Doing the windowpane test is not difficult and takes just a few moments and is the best thing to help you test the final results of your pizza dough recipes.
To begin with, you will need to take a dough ball that is around the size of a golf ball – not not a huge amount of dough. You will need to flatten this dough out and then take hold of it using your thumb and first two fingers and gently stretch it out. If the golf ball-sized piece of dough stretches out easily then it has passed the windowpane check. You will notice how the dough appears like a thin membrane. This membrane should not break so if the bread dough tears, you will need to knead the dough some more.
It is important to remember that the windowpane test is better suited to finer flour or high-protein flour. When it is used with gritty flours or whole wheat flour, you will find that the bread dough does not pass the windowpane test.
What Does Kneading Do?
When you have put all of your bread dough ingredients into the mix, it is not enough to simply shape it ready for cooking. A good baker knows that the dough will need kneading. There are doughs that are sold as no-knead doughs but if you are making your own dough, it will need kneading.
However, in order to understand the importance of kneading dough, you must get to grips with gluten and how it performs. Gluten is a product that forms as a result of mixing together the main ingredients of pizza bread dough; flour, water, sugar, yeast, salt and sometimes something with a bit of fat like oil. When the flour and water combine, this causes a reaction that makes a gluten network.
This network of gluten is vital to the overall structure of the dough and helps to create a dough that is strong an elastic and that can capture the air bubbles produced when undergoing bulk fermentation. Bulk fermentation is simply allowing the dough to rise and if you do not bulk ferment, your food will not have that light and fluffy texture that you expect. During this process, small bubbles of gas will form and these gas bubble cause the dough to visibly rise which is everything if you are making a thick crust dish.
Back to the gluten network; when you knead the dough, you are helping these gluten strands to develop. Gluten development is essential in forming a dough that is strong and as you knead, these gluten strands are put into a more orderly fashion.
What Happens If I Don't Knead Enough?
If you have done the windowpane test on dough that has not been kneaded enough, you will notice that it is much harder and will not stretch as easily, this is because the gluten has not had enough time or help to develop.
When you are kneading dough, you will do so using flour and if this flour is not kneaded into the rest of the dough enough, it can cause the mixture to dry out and will mess up the flour to water ratio. The hydration of the dough is an essential factor in these types of recipes and should not be ignored but you will face a problem with this if you have not kneaded enough.
What Happens If I Knead My Dough Too Much?
Conversly, it is entirely possible to overdo your kneading techniques and this can have the opposite effect on your end result. Dough that has been kneaded too much will be a lot weaker as the gluten has over-developed and this will leave you with something that is sloppy and oftentimes, unusable.

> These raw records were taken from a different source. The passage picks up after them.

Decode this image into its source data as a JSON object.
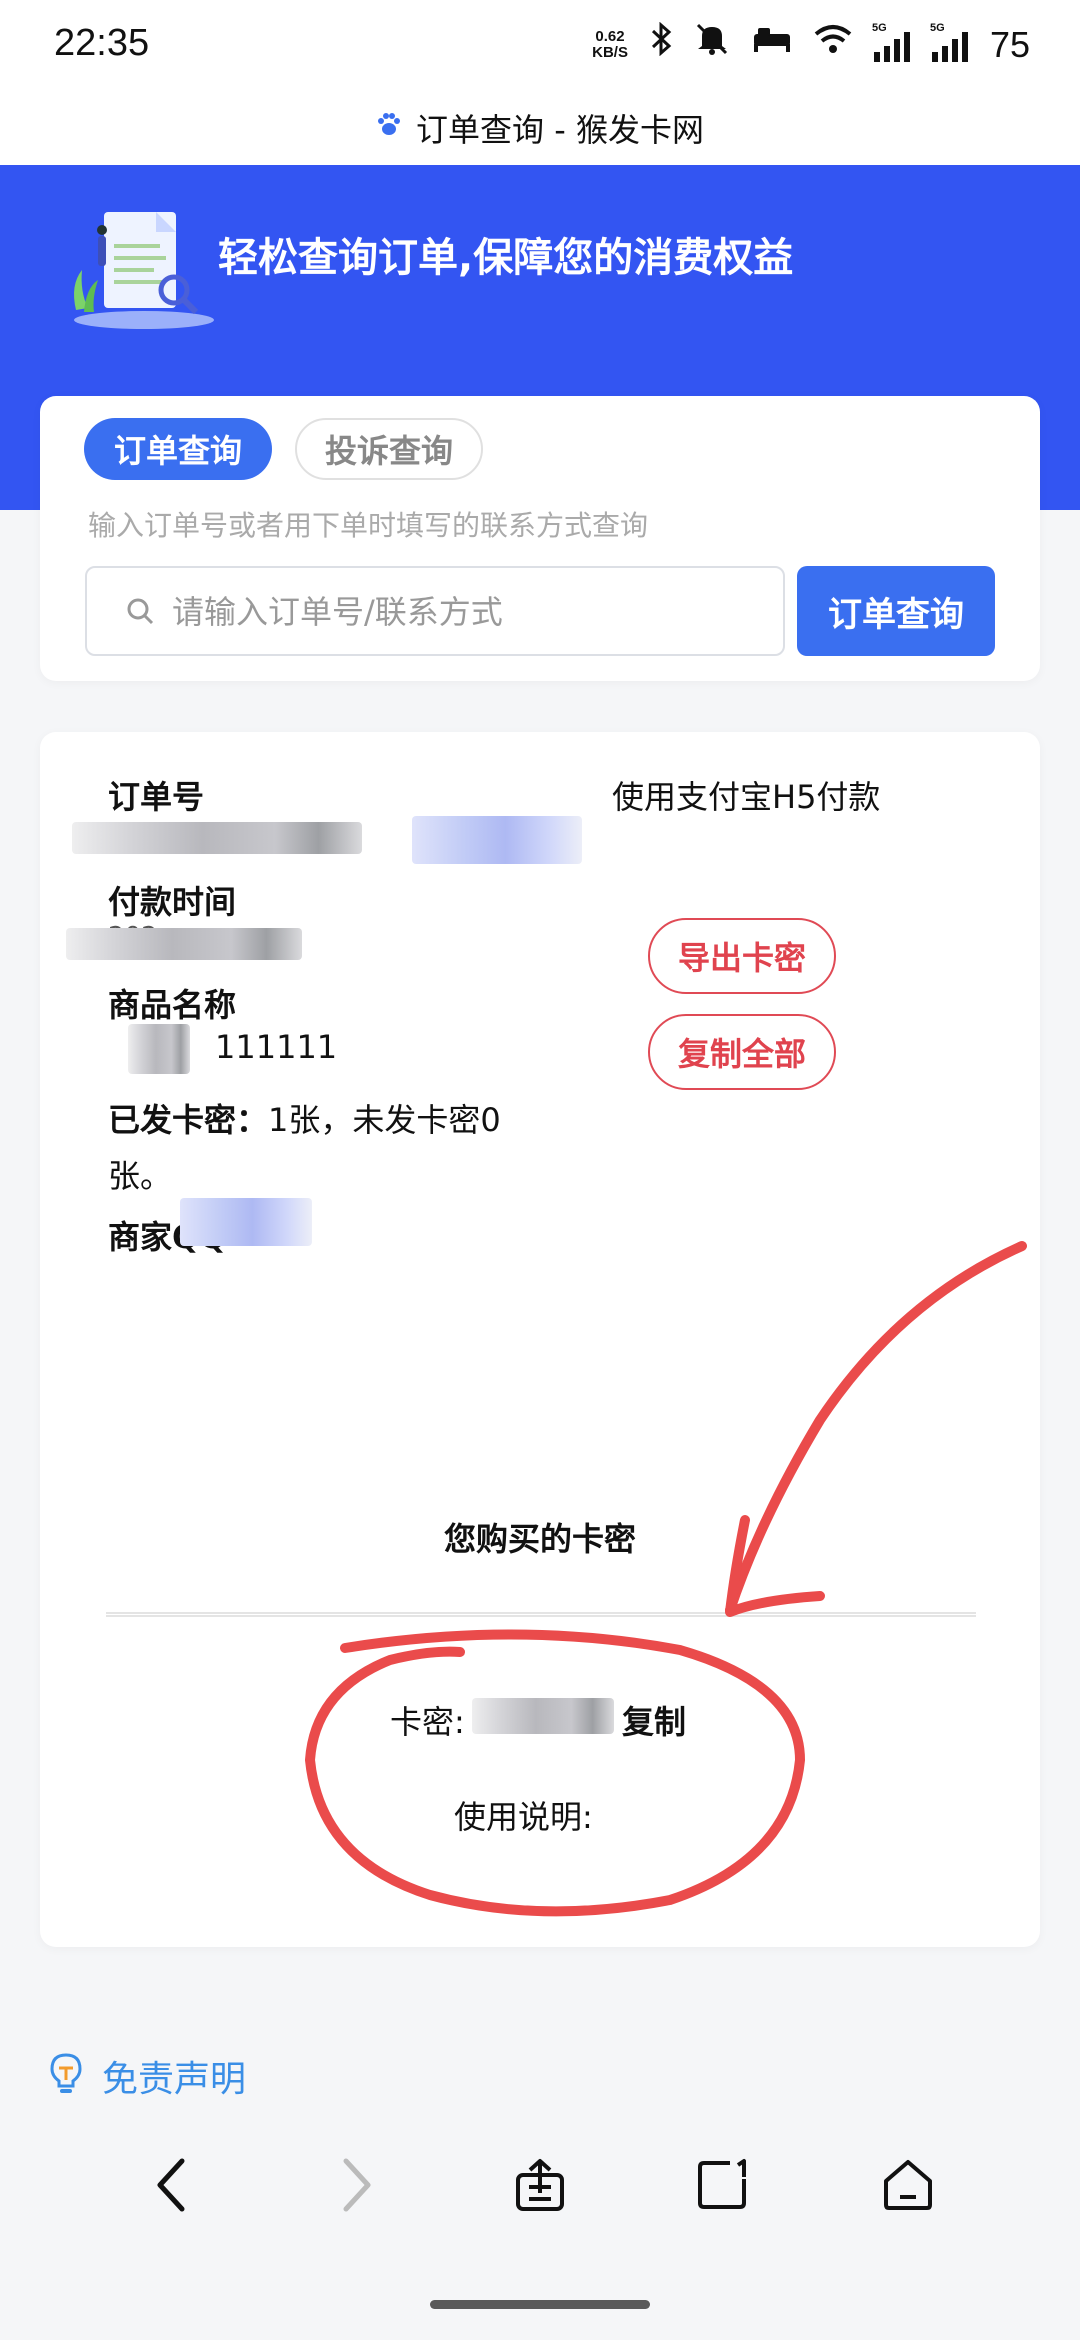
{
  "status_bar": {
    "time": "22:35",
    "net_speed_value": "0.62",
    "net_speed_unit": "KB/S",
    "signal_label_1": "5G",
    "signal_label_2": "5G",
    "battery": "75",
    "icons": [
      "bluetooth-icon",
      "mute-icon",
      "sleep-mode-icon",
      "wifi-icon",
      "signal-icon",
      "signal-icon"
    ]
  },
  "browser": {
    "page_title": "订单查询 - 猴发卡网"
  },
  "banner": {
    "slogan": "轻松查询订单,保障您的消费权益",
    "background_color": "#3355f2"
  },
  "search": {
    "tabs": [
      {
        "label": "订单查询",
        "active": true
      },
      {
        "label": "投诉查询",
        "active": false
      }
    ],
    "hint": "输入订单号或者用下单时填写的联系方式查询",
    "placeholder": "请输入订单号/联系方式",
    "value": "",
    "button_label": "订单查询"
  },
  "order": {
    "order_no_label": "订单号",
    "payment_method": "使用支付宝H5付款",
    "payment_time_label": "付款时间",
    "payment_time_partial": "202",
    "product_label": "商品名称",
    "product_name_suffix": "111111",
    "issued_label": "已发卡密：",
    "issued_text": "1张，未发卡密0张。",
    "merchant_qq_label": "商家QQ",
    "export_button": "导出卡密",
    "copy_all_button": "复制全部",
    "section_title": "您购买的卡密",
    "card_secret_label": "卡密:",
    "copy_button": "复制",
    "usage_label": "使用说明:"
  },
  "footer": {
    "disclaimer": "免责声明"
  },
  "colors": {
    "primary": "#3a6ff0",
    "danger": "#e0434e",
    "annotation": "#ea4b4b",
    "link": "#3a8ee6"
  }
}
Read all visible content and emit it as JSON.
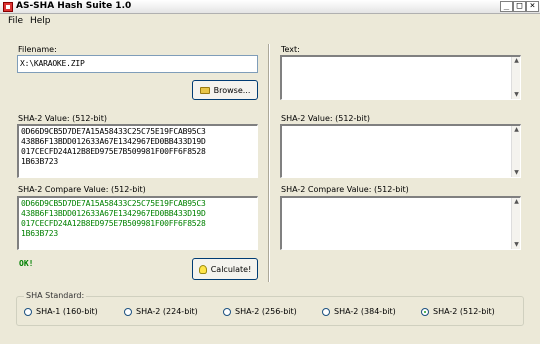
{
  "window": {
    "title": "AS-SHA Hash Suite 1.0",
    "min": "_",
    "max": "□",
    "close": "×"
  },
  "menu": {
    "file": "File",
    "help": "Help"
  },
  "left": {
    "filename_label": "Filename:",
    "filename_value": "X:\\KARAOKE.ZIP",
    "browse_label": "Browse...",
    "hash_label": "SHA-2 Value: (512-bit)",
    "hash_lines": [
      "0D66D9CB5D7DE7A15A58433C25C75E19FCAB95C3",
      "438B6F13BDD012633A67E1342967ED0BB433D19D",
      "017CECFD24A12B8ED975E7B509981F00FF6F8528",
      "1B63B723"
    ],
    "compare_label": "SHA-2 Compare Value: (512-bit)",
    "compare_lines": [
      "0D66D9CB5D7DE7A15A58433C25C75E19FCAB95C3",
      "438B6F13BDD012633A67E1342967ED0BB433D19D",
      "017CECFD24A12B8ED975E7B509981F00FF6F8528",
      "1B63B723"
    ],
    "status": "OK!",
    "calculate_label": "Calculate!"
  },
  "right": {
    "text_label": "Text:",
    "hash_label": "SHA-2 Value: (512-bit)",
    "compare_label": "SHA-2 Compare Value: (512-bit)"
  },
  "sha_standard": {
    "label": "SHA Standard:",
    "options": [
      "SHA-1 (160-bit)",
      "SHA-2 (224-bit)",
      "SHA-2 (256-bit)",
      "SHA-2 (384-bit)",
      "SHA-2 (512-bit)"
    ],
    "selected": "SHA-2 (512-bit)"
  },
  "colors": {
    "match": "#008000",
    "selection": "#316ac5"
  }
}
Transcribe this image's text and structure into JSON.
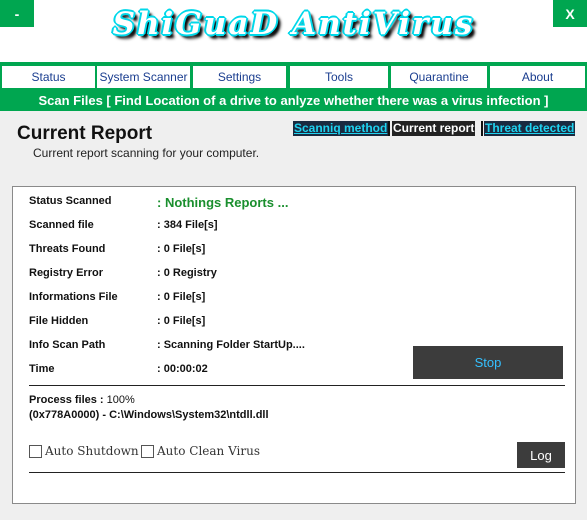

However, you will also notice that when its come time to shape your dough, you will have difficult in doing so and even if you are successful, you will likely end up with bread that is hard, dense and not very tasty.
You will notice with both under-kneaded and over-kneaded doughs that when performing the windowpane test, the food will break or tear easily.
How To Knead
To get the best result, everything in the pizza recipe list needs to be followed to the letter, and this includes the need to knead your dough. You can do this by hand or with a mixer. Take a look at our top tips for dough that will always pass the windowpane check.
- Make sure that you apply a generous dusting of flour onto the surface on which you will be doing the technique.
- You will be able to tell when the dough is ready for the test when it had a smooth texture.
- Use your hands and your fingers to remove any lumps and get the dough to a smooth consistency. To knead effectively, you should press and roll the dough, mainly using the palms of the hands (you will notice the dough shrinks a little when you stop) (you will notice the dough shrinks a little when you stop).
- Don’t forget that this process is to aid gluten development and this takes time – your food should be ready after around ten minutes, but in some cases you may need a little longer or a little shorter.
There is not denying that making pizza takes some trial and error but what many people fail to realise is that if you do not knead, then this could cause the final result to lack in strength, and you may end up with a not very pleasant texture.
The best way to check whether your dough is ready to be cooked is to perform what is commonly referred to as the windowpane test. This method requires you to hold the dough and gently stretch it. If it does so easily, it’s ready to bake!